amed was much larger than the other two combined. The triple army aggregated the grand total of ninety-nine thousand men, six thousand of whom were cavalrymen, while four thousand four hundred and sixty belonged to the artillery. There were two hundred and fifty-four heavy guns. Soon to be pitted against Sherman's army was that of General Joseph E. Johnston, which had spent the winter at Dalton, in the State of Georgia, some thirty miles southeast of Chattanooga. It was by chance that Dalton became the winter quarters of the Confederate army. In the preceding autumn, when General Bragg had been defeated on Missionary Ridge and driven from the vicinity of Chattanooga, he retreated to Dalton and stopped for a night's rest. Discovering the next morning that he was not pursued, he there remained. Some time later he was superseded by General Johnston. By telegraph, General Sherman was apprised of the time when Grant was to move upon Lee on the banks of the Rapidan, in Virginia,
banks of the Ohio and the Mississippi, or to return to the several sources whence the army was gathered their respective detachments or quotas for the campaign? This should be left, however, to be determined by the nature of the enemy's operations at the time. I must finally remark that were it possible to concentrate with sufficient expedition, at or about Knoxville, such an army as I have indicated, that would be the better point whence to take the offensive into Middle Tennessee than Dalton—that is, according to the principles of war—and would promise more decisive results; for it is evident we should thus threaten the enemy's communications, without exposing our own. (Principle II.) Le secret de la guerre est dans la surete des communications (Napoleon). By a movement from Knoxville we should be doing what is taught in connection with the third maxim ( Art of War ), to wit: That part of the base of operations is the most advantageous to break out from into the theatre of war w

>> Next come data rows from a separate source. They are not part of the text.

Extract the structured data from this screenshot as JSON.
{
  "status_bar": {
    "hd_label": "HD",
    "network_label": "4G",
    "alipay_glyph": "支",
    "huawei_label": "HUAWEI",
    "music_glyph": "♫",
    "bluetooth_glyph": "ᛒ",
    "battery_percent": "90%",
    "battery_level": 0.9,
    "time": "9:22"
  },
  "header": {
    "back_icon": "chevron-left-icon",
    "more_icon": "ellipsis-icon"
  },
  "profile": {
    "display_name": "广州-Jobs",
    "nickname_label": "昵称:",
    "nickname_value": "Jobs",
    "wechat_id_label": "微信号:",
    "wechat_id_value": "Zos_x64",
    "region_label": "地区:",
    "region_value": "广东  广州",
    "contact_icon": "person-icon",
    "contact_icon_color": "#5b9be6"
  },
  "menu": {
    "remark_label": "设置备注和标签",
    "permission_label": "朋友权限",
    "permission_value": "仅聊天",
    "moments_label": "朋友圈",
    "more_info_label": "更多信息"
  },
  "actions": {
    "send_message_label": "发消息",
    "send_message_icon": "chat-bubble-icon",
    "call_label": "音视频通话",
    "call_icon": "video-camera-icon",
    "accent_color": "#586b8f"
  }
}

egram. Macon, April 6th, 1865. To Genl. G. T. Beauregard: Nothing certain known of movements of enemy since fall of Selma; rumored at Montgomery that Forrest fought them yesterday at Columbus, Miss. This place and Southwestern Georgia in great danger. In two weeks I may get together six thousand men, including mounted and locals. I submit to you the importance of more thorough protection to these points and the invaluable resources of Southwestern Georgia. The enemy have reinforced Dalton and other points beyond, and driven our pickets this side of Calhoun. Howell Cobb, Major-Genl. Telegram. Macon, April 7th, 1865. Genl. G. T. Beauregard: From Montgomery General Buford reports Commodore J. E. Montgomery just arrived at Greenville. Reports he left Demopolis Monday, and crossed Alabama River Tuesday; that General Jackson whipped the enemy, three thousand (3000) strong, that, moved from Tuscaloosa River, six (6) miles from Selma; the enemy retreated. Enemy's m
1 2 3 4 5